> What is needed:
Within the listing below, count the lines that include "icon" and give the count alone.

[[ Data provided, beginning ]]

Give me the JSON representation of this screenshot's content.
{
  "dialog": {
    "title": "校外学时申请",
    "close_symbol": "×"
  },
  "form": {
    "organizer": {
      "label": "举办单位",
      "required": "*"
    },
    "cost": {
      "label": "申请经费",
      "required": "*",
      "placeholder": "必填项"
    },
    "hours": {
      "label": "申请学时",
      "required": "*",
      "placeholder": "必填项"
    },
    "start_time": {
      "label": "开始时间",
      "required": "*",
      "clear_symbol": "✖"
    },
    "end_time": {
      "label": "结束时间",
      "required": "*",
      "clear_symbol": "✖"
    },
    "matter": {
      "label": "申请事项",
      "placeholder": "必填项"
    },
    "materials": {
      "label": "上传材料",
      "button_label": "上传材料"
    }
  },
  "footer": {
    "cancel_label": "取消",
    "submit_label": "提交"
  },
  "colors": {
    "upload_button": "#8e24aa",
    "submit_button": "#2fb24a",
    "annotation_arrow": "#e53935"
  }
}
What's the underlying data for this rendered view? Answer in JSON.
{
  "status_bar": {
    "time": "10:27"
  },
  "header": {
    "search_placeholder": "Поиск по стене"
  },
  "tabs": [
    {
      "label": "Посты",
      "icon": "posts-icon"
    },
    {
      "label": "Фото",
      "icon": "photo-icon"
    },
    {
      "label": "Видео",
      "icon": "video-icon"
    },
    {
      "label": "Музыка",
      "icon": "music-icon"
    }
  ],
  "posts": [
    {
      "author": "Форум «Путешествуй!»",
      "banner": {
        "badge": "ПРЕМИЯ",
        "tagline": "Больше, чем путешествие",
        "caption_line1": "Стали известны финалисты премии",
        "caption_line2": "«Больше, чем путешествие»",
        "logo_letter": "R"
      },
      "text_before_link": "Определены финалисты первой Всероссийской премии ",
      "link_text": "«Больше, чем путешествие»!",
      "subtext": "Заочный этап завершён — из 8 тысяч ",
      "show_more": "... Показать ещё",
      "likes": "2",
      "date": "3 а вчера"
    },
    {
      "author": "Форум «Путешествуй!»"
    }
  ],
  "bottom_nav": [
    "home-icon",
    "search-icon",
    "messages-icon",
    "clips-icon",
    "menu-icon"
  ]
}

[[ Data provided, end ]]

> Output of the task:
9